▶ **Work task**
Read the data and repeat it in full, exactly.

[Dataset rows describing interfaces]
::::

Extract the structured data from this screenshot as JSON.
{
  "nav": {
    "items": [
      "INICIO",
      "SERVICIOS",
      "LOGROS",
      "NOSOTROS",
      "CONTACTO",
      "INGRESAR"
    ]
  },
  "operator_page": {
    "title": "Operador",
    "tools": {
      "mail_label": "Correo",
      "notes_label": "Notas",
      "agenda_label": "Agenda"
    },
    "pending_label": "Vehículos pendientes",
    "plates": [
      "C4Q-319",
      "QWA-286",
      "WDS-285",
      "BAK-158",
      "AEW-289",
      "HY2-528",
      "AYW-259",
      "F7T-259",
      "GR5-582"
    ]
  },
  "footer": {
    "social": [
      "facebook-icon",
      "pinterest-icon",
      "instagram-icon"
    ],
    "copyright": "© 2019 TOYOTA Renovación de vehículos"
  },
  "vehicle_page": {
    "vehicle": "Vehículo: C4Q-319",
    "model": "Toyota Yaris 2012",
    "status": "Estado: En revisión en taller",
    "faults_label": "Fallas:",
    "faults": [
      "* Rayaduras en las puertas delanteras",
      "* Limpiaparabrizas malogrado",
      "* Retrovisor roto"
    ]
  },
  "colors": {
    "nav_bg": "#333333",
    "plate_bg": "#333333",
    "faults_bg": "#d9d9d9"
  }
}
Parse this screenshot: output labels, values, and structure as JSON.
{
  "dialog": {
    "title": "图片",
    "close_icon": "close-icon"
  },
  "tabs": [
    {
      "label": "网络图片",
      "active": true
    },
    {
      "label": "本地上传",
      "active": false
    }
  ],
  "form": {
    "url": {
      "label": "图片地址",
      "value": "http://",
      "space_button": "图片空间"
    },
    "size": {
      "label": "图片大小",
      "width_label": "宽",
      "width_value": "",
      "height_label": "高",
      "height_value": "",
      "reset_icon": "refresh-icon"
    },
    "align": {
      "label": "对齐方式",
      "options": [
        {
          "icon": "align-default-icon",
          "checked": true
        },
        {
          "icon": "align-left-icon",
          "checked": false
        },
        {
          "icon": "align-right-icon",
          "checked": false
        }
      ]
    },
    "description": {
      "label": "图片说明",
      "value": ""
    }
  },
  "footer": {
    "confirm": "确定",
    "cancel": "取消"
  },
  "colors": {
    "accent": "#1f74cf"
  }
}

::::

▶ **Answer section**
Extract the structured data from this screenshot as JSON.
{
  "nav": {
    "items": [
      "INICIO",
      "SERVICIOS",
      "LOGROS",
      "NOSOTROS",
      "CONTACTO",
      "INGRESAR"
    ]
  },
  "operator_page": {
    "title": "Operador",
    "tools": {
      "mail_label": "Correo",
      "notes_label": "Notas",
      "agenda_label": "Agenda"
    },
    "pending_label": "Vehículos pendientes",
    "plates": [
      "C4Q-319",
      "QWA-286",
      "WDS-285",
      "BAK-158",
      "AEW-289",
      "HY2-528",
      "AYW-259",
      "F7T-259",
      "GR5-582"
    ]
  },
  "footer": {
    "social": [
      "facebook-icon",
      "pinterest-icon",
      "instagram-icon"
    ],
    "copyright": "© 2019 TOYOTA Renovación de vehículos"
  },
  "vehicle_page": {
    "vehicle": "Vehículo: C4Q-319",
    "model": "Toyota Yaris 2012",
    "status": "Estado: En revisión en taller",
    "faults_label": "Fallas:",
    "faults": [
      "* Rayaduras en las puertas delanteras",
      "* Limpiaparabrizas malogrado",
      "* Retrovisor roto"
    ]
  },
  "colors": {
    "nav_bg": "#333333",
    "plate_bg": "#333333",
    "faults_bg": "#d9d9d9"
  }
}
Parse this screenshot: output labels, values, and structure as JSON.
{
  "dialog": {
    "title": "图片",
    "close_icon": "close-icon"
  },
  "tabs": [
    {
      "label": "网络图片",
      "active": true
    },
    {
      "label": "本地上传",
      "active": false
    }
  ],
  "form": {
    "url": {
      "label": "图片地址",
      "value": "http://",
      "space_button": "图片空间"
    },
    "size": {
      "label": "图片大小",
      "width_label": "宽",
      "width_value": "",
      "height_label": "高",
      "height_value": "",
      "reset_icon": "refresh-icon"
    },
    "align": {
      "label": "对齐方式",
      "options": [
        {
          "icon": "align-default-icon",
          "checked": true
        },
        {
          "icon": "align-left-icon",
          "checked": false
        },
        {
          "icon": "align-right-icon",
          "checked": false
        }
      ]
    },
    "description": {
      "label": "图片说明",
      "value": ""
    }
  },
  "footer": {
    "confirm": "确定",
    "cancel": "取消"
  },
  "colors": {
    "accent": "#1f74cf"
  }
}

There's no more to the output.